What a difference buttons can make


Not too long ago I posted about Pam Allen’s Comfy Cardigan, published in Clara Parke’s The Knitter’s Book of Wool. It is indeed comfortable. In fact, as I’m writing this I’m wearing Comfy on a chilly Michigan spring evening. But, nice as these wooden buttons are, they were too much button for this sweater. I looked at the sweater and only saw the buttons. Plus, the fabric is is a bit limp and the buttonholes are placed very close to the edge. So, despite my serious sewing impairment, replacing the buttons had to happen.

These Dill buttons, purchased recently at Mary Maxim’s in Port Huron, are a much better fit for this sweater. They are thin and very lightweight. The mottled yellow green works well with the yarn colorway.

Again while shopping at Mary Maxim’s I also found the perfect thread. I did not know that thread came in variegated colors these days.
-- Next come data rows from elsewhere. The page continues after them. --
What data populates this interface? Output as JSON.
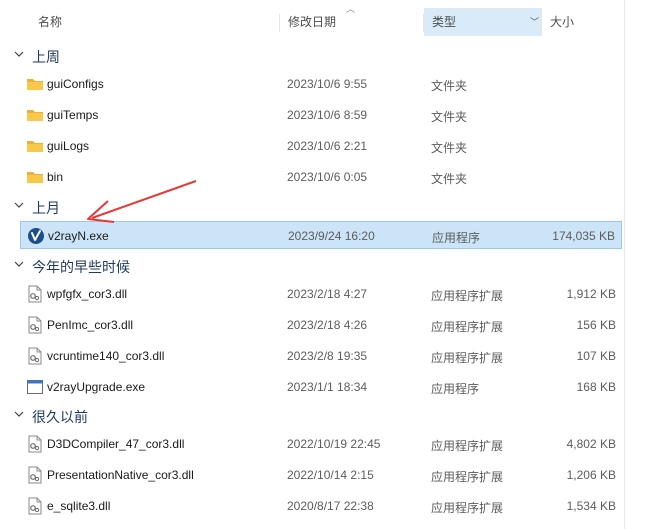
{
  "columns": {
    "name": "名称",
    "date": "修改日期",
    "type": "类型",
    "size": "大小"
  },
  "groups": [
    {
      "label": "上周",
      "items": [
        {
          "name": "guiConfigs",
          "date": "2023/10/6 9:55",
          "type": "文件夹",
          "size": "",
          "icon": "folder-icon"
        },
        {
          "name": "guiTemps",
          "date": "2023/10/6 8:59",
          "type": "文件夹",
          "size": "",
          "icon": "folder-icon"
        },
        {
          "name": "guiLogs",
          "date": "2023/10/6 2:21",
          "type": "文件夹",
          "size": "",
          "icon": "folder-icon"
        },
        {
          "name": "bin",
          "date": "2023/10/6 0:05",
          "type": "文件夹",
          "size": "",
          "icon": "folder-icon"
        }
      ]
    },
    {
      "label": "上月",
      "items": [
        {
          "name": "v2rayN.exe",
          "date": "2023/9/24 16:20",
          "type": "应用程序",
          "size": "174,035 KB",
          "icon": "v2rayn-app-icon",
          "selected": true
        }
      ]
    },
    {
      "label": "今年的早些时候",
      "items": [
        {
          "name": "wpfgfx_cor3.dll",
          "date": "2023/2/18 4:27",
          "type": "应用程序扩展",
          "size": "1,912 KB",
          "icon": "dll-file-icon"
        },
        {
          "name": "PenImc_cor3.dll",
          "date": "2023/2/18 4:26",
          "type": "应用程序扩展",
          "size": "156 KB",
          "icon": "dll-file-icon"
        },
        {
          "name": "vcruntime140_cor3.dll",
          "date": "2023/2/8 19:35",
          "type": "应用程序扩展",
          "size": "107 KB",
          "icon": "dll-file-icon"
        },
        {
          "name": "v2rayUpgrade.exe",
          "date": "2023/1/1 18:34",
          "type": "应用程序",
          "size": "168 KB",
          "icon": "exe-file-icon"
        }
      ]
    },
    {
      "label": "很久以前",
      "items": [
        {
          "name": "D3DCompiler_47_cor3.dll",
          "date": "2022/10/19 22:45",
          "type": "应用程序扩展",
          "size": "4,802 KB",
          "icon": "dll-file-icon"
        },
        {
          "name": "PresentationNative_cor3.dll",
          "date": "2022/10/14 2:15",
          "type": "应用程序扩展",
          "size": "1,206 KB",
          "icon": "dll-file-icon"
        },
        {
          "name": "e_sqlite3.dll",
          "date": "2020/8/17 22:38",
          "type": "应用程序扩展",
          "size": "1,534 KB",
          "icon": "dll-file-icon"
        }
      ]
    }
  ],
  "colors": {
    "selection_bg": "#cce4f7",
    "annotation_arrow": "#e53935",
    "folder_yellow": "#f8c948"
  }
}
An interesting development and, again, a good choice for this sweater and these buttons.

KBOW’s Comfy Cardigan

I don’t knit many sweaters. And when I do, they aren’t usually for me. But I was drawn to Pam Allen’s Comfy Cardigan from Clara Parkes’s Knitters Book of Wool. A friend knit it and recommended that it was one of her most comfortable sweaters. I’m a fan of slipped stitch and the honeycomb pattern of the bodice looked like it would be fun. It was. Twice.

First, I decided to modify the pattern to make it larger by adding honeycombs. Hmm. It seemed like a good idea, but before I was done I had a sweater with a 79 and 1/2 inch chest. That’s about two Dolly Partons and would not do. In my own defense, the sweater is unusually constructed and I did not understand exactly where I was in it most of the time. You start in the middle of the back with a provisional cast on and work to the edge of the back. Then you make a similar piece for the front. You join the pieces, and that’s where the sizing change occurs. Knit for a bit, cast off for the sleeve cut-out and then knit down to the cuff. Now back to that mid-back provisional cast-on and knit all the same sections for the other side. You pick up hundreds of stitches at the bodice and knit until it’s the length you want. A bit of ribbing, and you’re done.

After my Dolly Parton sojourn, I ripped back almost to the beginning and began again. This time I followed the pattern exactly, for the largest size. I was about 1/2 stitch per 4 inches above gauge, which ended up working out fairly well for me size-wise.

Maybe because of the somewhat lightweight worsted I used, Berrocco’s Vintage, this doesn’t have quite the “body” that might be best. The feel of it is soft and quite nice. But it isn’t doing too well with its rather dainty buttonholes, buttonband, and ribbing. Despite steaming, the buttonband and ribbing is curling some. I will tackle it again with more aggressive steaming.

Rather than shop for the perfect buttons, I used some nice wooden ones I had in my stash. They’re a bit too beefy and I’ll probably swap them out soon for something more lightweight. I’d like the sweater’s honeycomb pattern to catch the eye, more so than my button choice.

This turned to be a rather quick knit, as sweaters go. True to it’s name, it’s very comfy. The side-to-side construction assures that nothing binds.